The Oxford dictionary defines diabetes aka diabetes mellitus (DM) as, “A disease in which the body’s ability to produce or respond to the hormone insulin is impaired, resulting in abnormal metabolism of carbohydrates and elevated levels of glucose in the blood.” Dr Pradeep Gadge, diabetologist, Dr Gadge’s Diabetes Care Centre, Goregaon (W), further explains the various types of diabetes including the three major types — type 1, type 2 and gestational:
Type 1 DM: This results from the failure of the pancreas to produce enough insulin, and is common in children. The patient requires lifelong insulin treatment. Generally, this is a frustrating disease as it requires regular self-monitoring of blood glucose, timely insulin injections, and multiple follow-ups with the doctor. And even after doing so, sugar levels tend to fluctuate.
Type 2 DM: This begins with insulin resistance, a condition in which cells fail to respond to insulin properly. People with type 2 diabetes make insulin, but their cells don’t use it as well as they should. This kind of diabetes is common in adults. Gestational diabetes:
This happens only during pregnancy. During pregnancy, the placenta makes hormones that can lead to a build-up of sugar in your blood. Usually, your pancreas can make enough insulin to handle that. If not, your blood sugar levels will rise and can cause gestational diabetes. Gestational diabetes makes one more prone to develop type 2 diabetes. A major cause for gestational diabetes is being overweight before getting pregnant.
LADA: LADA stands for Latent Autoimmune Diabetes of Adulthood. LADA is a form of type 1 diabetes that develops later into adulthood. It is an autoimmune disease in which the body’s immune system attacks and kills off insulin producing cells.
MODY: This stands for Maturity Onset Diabetes of the Young and is more likely to be inherited than other types of diabetes, due to its stronger genetic risk factor. It is a form of diabetes that develops before the patient reaches 25. Steroid induced diabetes: Corticosteroids are used to reduce harmful inflammation but can lead to diabetes. People who are already at a higher risk of type 2 diabetes or those who need to take steroids for longer periods of time are the most susceptible to developing this kind of diabetes.
WATCH OUT FOR THESE DIABETES SYMPTOMS
Hunger and fatigue: If the body doesn’t make enough or any insulin, or if the cells resist the insulin that the body makes, the glucose from food can’t get into the cells leaving one with no energy. This can
make a person more hungry and tired than usual Frequent urination and thirst: Normally, body reabsorbs glucose as it passes through the kidneys. But when diabetes raises blood sugar, kidneys may not be able to do so. This causes the body to make more urine, and that requires more fluid intake Slowed down healing:

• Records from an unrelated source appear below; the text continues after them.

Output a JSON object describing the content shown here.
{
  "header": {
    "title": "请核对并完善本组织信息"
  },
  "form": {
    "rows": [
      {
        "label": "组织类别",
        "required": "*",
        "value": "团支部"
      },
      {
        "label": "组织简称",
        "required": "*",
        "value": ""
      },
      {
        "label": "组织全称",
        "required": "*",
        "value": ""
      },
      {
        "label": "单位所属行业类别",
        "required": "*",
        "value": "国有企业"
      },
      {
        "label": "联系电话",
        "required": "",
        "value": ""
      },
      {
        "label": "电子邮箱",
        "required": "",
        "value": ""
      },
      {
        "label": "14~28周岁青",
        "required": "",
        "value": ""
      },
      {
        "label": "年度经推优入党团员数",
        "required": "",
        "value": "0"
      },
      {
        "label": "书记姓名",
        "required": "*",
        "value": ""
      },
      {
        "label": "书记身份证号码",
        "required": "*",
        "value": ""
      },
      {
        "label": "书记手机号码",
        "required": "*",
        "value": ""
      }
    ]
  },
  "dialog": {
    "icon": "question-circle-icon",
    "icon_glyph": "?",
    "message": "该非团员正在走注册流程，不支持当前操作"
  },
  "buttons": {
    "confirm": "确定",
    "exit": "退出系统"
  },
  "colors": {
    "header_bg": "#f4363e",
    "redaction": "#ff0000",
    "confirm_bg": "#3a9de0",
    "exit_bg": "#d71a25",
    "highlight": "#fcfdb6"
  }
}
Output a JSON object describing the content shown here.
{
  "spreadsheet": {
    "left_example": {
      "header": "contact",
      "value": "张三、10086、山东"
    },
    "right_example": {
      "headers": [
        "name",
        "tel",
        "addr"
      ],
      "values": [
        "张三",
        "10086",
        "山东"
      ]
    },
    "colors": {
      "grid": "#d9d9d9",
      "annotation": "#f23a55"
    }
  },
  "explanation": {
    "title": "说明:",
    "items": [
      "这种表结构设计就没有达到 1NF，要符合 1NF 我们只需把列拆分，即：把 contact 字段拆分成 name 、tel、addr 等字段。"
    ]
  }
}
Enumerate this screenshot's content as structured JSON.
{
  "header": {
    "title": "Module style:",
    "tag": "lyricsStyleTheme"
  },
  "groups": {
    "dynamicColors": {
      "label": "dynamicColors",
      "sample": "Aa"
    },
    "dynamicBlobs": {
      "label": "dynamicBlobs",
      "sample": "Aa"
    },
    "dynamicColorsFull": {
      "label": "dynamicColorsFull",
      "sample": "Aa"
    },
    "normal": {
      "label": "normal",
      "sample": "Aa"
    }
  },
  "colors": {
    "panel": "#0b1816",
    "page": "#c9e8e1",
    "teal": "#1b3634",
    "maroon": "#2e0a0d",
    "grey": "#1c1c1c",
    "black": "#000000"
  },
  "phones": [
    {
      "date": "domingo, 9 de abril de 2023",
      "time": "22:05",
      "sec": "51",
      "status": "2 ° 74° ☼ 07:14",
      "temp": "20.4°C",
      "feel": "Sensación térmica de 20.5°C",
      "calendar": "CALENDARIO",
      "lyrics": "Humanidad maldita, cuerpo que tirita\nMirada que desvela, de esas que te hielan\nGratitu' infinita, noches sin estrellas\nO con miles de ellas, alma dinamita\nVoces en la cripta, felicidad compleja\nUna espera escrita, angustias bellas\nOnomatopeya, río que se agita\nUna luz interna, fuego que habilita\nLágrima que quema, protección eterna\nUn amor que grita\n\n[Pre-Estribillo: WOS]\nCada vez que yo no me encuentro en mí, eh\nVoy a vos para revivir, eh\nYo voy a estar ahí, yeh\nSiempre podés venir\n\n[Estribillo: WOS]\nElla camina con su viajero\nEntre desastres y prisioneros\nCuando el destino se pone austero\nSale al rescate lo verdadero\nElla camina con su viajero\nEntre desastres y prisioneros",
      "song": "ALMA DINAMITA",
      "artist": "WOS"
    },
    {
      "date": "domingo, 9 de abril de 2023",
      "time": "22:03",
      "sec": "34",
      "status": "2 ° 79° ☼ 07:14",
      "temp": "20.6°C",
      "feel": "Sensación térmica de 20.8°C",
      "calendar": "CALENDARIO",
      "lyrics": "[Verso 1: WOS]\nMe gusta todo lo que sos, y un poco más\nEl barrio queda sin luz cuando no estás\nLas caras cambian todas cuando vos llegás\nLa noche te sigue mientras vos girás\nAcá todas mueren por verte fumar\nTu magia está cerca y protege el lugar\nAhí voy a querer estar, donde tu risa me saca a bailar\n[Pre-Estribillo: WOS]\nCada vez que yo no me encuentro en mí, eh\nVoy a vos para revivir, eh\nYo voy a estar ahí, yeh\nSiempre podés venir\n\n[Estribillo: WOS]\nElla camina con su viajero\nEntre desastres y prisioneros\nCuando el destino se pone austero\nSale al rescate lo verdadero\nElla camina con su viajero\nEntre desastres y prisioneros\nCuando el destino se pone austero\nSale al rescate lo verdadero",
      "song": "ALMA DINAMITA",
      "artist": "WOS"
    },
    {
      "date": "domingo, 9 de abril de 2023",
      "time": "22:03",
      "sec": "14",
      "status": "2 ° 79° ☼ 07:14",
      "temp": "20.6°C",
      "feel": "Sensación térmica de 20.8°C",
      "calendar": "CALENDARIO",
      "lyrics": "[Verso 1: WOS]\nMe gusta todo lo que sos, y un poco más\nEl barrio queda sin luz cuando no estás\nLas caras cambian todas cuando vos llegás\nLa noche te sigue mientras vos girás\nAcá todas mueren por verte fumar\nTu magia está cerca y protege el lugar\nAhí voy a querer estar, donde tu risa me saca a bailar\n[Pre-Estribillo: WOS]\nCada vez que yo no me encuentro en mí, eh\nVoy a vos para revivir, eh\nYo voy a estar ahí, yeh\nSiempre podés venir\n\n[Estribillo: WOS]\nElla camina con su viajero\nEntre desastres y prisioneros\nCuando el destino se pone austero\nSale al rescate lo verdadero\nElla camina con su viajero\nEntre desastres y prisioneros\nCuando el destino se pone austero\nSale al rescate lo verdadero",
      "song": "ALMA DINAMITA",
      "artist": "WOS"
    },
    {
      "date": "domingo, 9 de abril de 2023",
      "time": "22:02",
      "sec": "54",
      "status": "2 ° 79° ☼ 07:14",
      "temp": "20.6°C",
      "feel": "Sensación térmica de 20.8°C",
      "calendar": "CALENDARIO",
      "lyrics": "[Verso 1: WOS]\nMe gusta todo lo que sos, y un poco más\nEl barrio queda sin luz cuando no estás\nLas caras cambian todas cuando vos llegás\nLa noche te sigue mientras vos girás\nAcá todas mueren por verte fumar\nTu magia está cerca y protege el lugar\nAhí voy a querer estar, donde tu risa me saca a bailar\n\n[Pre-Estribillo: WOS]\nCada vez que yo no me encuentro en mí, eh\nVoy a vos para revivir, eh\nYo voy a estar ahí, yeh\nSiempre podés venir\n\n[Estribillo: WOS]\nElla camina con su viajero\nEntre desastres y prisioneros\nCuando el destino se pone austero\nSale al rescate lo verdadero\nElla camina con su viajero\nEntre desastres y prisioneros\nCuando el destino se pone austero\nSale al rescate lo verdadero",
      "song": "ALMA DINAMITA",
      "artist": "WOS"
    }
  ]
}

Over time, high blood sugar affects blood flow and cause nerve damage. This makes it hard for body to heal wounds
Unplanned weight loss: If the body can’t get energy from food, it starts burning muscle and fat for energy, making one lose a lot of weight.